by Benjamin Studebaker
An interesting ethical question was put to me recently–what interest are teachers ethically obliged to serve or defend? I was given several options:
- The teacher’s own interest.
- The interest of the students.
- The interest of the department or one’s fellow teachers.
- The interest of the school as a whole.
It’s an interesting opportunity to apply philosophy, so I’d like to explore it further.
The first thing to note is that some of these interests intersect or could be interpreted to be in line with or in opposition to one another. For instance, I can see two broad ways of interpreting the teacher’s self-interest:
- Whatever maximises the teacher’s immediate hedonism–higher salary, more time off, less work.
- What fulfills the teacher as a human being–helping students, feeling competent, feeling responsible, and so on.
In the former case, you have a teacher who is not particularly enthused with teaching or doesn’t particularly care about it. In the latter, have a teacher who, by pursuing the individual interest, simultaneously pursues a wider interest–the student’s, the department’s, or the school’s.
I think it stands to reason that an individual of the first type is not suited to teaching and should not be a teacher in the first place. An individual of the second type is well-suited to teaching and seems likely to be effective whether said individual deliberately tries to gain fulfillment or adopts an alternative ethic.
In the past, I’ve argued that individuals have no obligation to self-harm and that it is the responsibility of the state to guide them into being good people who can behave ethically while individually benefiting from doing so–people who gain pleasure from helping others. Following on that point, it is the state’s responsibility to ensure that teachers who are hired are suited to teaching. Ideally, no teacher should be hired who is not already inclined to be personally invested in the right things. A teacher who does not care about students, the department, or the school is a bad teacher, but the error rests ultimately with the government that hired that teacher for failing to see this.
In other words, I think teachers should pursue their self-interest, but I think they should be hired on the basis that their self-interest already conforms to the wider interest the state is pursuing. What we want are not teachers who are morally conflicted between what they want and what students/departments/schools need, but whose interests are in harmony, who take joy in carrying out the student/department/school interest. We need functional compatibility.
The more interesting question then, is not what interest the teacher should defend, but what interest the state should keep in mind when it is seeking teachers to hire. Should the state be interested in teachers who care about students, who care about departments, or who care about schools?
Again, on some level, it comes down to interpretations of terms. How do we define say, the school interest? It could be:
- The financial position of the school alone.
- The interests of the individual administrators operating the system.

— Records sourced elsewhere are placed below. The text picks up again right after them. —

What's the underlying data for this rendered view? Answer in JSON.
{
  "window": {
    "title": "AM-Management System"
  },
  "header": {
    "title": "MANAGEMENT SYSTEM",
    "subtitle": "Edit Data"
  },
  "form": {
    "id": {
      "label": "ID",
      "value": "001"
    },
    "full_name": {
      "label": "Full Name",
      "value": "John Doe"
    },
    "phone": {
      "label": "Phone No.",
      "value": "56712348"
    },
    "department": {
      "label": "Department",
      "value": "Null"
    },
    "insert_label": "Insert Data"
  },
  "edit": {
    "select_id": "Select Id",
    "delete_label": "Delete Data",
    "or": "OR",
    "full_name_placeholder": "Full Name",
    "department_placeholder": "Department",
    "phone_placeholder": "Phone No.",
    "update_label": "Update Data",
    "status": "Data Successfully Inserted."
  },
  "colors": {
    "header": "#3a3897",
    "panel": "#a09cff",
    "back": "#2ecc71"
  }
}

- The school’s capacity to perform its function.
Only the third interest sounds defensible from the state’s point of view. So what is the school’s function? Surely the school’s function is to create well-adjusted, intellectually capable students who will make for good citizens and to alleviate or reverse negative influences brought on by bad home environments.

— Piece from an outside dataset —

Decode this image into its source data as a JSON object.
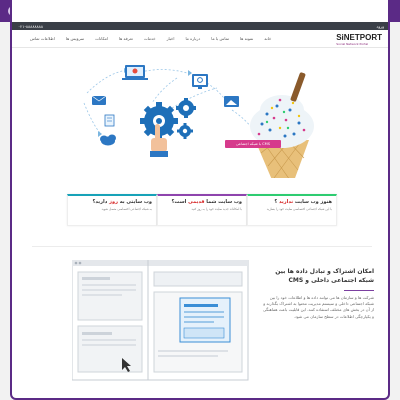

This sounds very similar to the student interest–students benefit from being well-adjusted, intellectually capable, et al. I propose then that any definition of the school interest that takes on board the notion that the school exists for a social purpose beyond the enrichment of those who run it must inevitably coincide with the student interest, because schools exist to serve the community by helping students.
What of the department interest? The department interest seems relevant only insofar as it coincides with the student interest. If, for instance, the department as a whole were seeking higher wages at the expense of the district’s ability to provide students with certain resources, the department interest would run against the student interest, the school interest, and the state interest more broadly. If however the department was advocating on behalf of its students for more resources, the department and student interests would coincide, and consequently the department interest would be in harmony with the student/school/state interests. In sum, department only matters when it aligns with student interests; when it does not align, it does not matter.
It could be argued that the student interest itself is a function of the state interest–really, it could be argued that all of these interests are functions of the state interest. The state desires morally benevolent productive citizens because it exists to look after our social welfare, our social interest. What we are really looking for are teachers who are interested in pursuing the same objectives as the state, who have the same goals and interests.
This makes good teachers very special people. A good teacher is a person who genuinely desires, and gets gratification from, improvements in the welfare and education of children. A good teacher is a person whose self-interest coincides with the social interest–a rare bird indeed. Consider that teachers often take comparably low salaries. While some may do this because they can find no other work, many do it because of a genuine personal stake in the welfare of society’s children, and consequently out of private harmony with our public goals. If all people had the mentality of good teachers, if all people were guided in principle by a desire to be helpful and to make our society a better place, we would have no need of so much of the coercion and regulation the state is forced to impose to make up for humanity’s collective failings of character. Alas, it is not so.